WHAT THE TASK REQUIRES.
Count the lines below that contain "cart". Give only the number.

EXTRACTED ENTRIES.
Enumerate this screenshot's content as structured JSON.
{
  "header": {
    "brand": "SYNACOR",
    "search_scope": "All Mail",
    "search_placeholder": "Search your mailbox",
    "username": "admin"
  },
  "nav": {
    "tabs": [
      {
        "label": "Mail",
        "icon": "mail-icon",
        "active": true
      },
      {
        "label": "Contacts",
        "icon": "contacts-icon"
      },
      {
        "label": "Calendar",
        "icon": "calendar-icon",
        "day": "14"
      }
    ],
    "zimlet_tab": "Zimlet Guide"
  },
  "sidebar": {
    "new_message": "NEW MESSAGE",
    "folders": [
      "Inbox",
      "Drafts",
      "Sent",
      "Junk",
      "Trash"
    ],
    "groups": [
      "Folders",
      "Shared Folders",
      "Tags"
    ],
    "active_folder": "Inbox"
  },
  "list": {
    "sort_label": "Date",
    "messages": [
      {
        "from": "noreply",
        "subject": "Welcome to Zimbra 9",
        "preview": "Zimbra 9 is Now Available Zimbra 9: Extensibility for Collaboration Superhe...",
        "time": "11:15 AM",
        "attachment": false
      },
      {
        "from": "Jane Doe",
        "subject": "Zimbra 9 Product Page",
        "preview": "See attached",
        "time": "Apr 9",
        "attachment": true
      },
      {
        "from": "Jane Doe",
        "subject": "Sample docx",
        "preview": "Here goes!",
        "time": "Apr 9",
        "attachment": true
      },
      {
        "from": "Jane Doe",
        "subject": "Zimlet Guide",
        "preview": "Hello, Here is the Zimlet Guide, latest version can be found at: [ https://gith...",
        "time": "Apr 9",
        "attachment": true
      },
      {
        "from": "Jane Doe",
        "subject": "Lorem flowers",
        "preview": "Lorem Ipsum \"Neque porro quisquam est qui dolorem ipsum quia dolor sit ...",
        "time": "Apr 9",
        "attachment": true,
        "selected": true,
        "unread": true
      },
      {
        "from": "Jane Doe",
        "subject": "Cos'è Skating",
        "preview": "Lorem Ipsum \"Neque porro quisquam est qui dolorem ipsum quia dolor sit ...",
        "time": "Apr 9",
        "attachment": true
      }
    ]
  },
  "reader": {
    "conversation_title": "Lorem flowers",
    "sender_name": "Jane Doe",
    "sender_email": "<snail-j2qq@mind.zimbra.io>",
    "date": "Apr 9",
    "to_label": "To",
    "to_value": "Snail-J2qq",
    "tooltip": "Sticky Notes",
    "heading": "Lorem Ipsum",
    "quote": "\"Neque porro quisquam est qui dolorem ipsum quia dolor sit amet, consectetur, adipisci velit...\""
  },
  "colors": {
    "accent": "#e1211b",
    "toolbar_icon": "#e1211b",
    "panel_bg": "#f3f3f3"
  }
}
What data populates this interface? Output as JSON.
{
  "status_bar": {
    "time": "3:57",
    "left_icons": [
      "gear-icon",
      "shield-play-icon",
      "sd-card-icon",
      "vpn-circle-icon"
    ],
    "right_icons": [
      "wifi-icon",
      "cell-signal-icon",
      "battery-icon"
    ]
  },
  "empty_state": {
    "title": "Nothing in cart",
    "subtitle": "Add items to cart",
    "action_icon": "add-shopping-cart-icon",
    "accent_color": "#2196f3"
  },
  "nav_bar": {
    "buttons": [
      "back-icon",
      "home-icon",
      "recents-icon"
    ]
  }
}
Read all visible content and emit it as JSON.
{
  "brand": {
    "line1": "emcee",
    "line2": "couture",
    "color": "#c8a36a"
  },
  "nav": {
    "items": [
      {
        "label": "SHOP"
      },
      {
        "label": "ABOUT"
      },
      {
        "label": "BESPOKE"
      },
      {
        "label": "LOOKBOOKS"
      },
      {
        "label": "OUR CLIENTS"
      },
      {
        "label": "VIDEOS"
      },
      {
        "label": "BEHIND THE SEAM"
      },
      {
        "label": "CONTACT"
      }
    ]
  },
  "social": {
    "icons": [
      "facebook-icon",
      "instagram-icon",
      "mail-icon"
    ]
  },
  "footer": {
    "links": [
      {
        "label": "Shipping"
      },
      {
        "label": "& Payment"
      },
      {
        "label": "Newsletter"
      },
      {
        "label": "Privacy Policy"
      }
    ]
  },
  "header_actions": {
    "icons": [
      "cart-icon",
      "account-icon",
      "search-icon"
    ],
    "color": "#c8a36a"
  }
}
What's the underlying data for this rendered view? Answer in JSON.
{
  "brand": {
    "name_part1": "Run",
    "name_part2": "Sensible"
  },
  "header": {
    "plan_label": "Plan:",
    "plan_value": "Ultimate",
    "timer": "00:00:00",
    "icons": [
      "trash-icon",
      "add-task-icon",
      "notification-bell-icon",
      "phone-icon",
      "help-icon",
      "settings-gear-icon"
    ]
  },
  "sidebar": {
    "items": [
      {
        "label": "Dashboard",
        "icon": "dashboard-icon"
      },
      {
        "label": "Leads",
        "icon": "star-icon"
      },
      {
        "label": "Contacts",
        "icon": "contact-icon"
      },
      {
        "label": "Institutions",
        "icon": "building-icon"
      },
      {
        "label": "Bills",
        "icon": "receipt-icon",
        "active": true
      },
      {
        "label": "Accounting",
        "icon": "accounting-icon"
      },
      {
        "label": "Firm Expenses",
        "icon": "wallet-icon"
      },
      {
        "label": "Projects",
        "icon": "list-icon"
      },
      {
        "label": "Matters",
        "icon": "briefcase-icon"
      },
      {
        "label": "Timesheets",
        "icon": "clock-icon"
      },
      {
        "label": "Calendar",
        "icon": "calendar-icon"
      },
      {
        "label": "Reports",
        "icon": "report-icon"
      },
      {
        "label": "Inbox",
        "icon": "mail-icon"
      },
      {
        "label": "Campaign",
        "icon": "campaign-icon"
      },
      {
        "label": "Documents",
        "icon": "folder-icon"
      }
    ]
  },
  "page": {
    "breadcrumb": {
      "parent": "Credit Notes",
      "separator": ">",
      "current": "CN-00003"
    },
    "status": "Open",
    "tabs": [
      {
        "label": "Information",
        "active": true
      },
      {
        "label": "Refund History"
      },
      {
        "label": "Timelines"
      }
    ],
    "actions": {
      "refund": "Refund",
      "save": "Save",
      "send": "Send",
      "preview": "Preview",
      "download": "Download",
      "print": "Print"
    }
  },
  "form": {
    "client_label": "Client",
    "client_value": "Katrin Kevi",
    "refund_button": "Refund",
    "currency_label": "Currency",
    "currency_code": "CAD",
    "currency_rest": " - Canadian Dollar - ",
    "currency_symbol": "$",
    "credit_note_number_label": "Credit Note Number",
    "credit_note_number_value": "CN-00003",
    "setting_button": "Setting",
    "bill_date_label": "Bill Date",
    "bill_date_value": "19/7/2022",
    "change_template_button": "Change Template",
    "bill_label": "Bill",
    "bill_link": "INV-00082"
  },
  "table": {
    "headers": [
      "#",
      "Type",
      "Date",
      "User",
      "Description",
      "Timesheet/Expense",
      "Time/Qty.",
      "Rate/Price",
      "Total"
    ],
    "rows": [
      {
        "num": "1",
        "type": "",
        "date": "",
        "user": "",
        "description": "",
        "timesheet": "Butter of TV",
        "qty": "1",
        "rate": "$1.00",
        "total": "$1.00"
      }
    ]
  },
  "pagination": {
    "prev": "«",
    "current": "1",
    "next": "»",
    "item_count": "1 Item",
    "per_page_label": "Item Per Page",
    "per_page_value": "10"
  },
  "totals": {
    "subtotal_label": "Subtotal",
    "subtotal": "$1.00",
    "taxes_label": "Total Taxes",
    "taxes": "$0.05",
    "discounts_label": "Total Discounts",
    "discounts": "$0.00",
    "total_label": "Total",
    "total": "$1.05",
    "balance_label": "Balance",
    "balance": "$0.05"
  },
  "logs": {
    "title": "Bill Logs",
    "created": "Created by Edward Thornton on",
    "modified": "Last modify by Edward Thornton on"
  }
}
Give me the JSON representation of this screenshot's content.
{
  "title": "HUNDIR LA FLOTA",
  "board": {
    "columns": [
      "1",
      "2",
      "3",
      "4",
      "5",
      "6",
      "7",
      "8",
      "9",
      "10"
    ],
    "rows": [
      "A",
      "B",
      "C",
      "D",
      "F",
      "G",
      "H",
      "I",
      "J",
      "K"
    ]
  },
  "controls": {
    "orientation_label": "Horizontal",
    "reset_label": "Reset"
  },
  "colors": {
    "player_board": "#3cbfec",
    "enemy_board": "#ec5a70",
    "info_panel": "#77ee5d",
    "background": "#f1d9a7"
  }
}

SOLVED EXERCISE.
4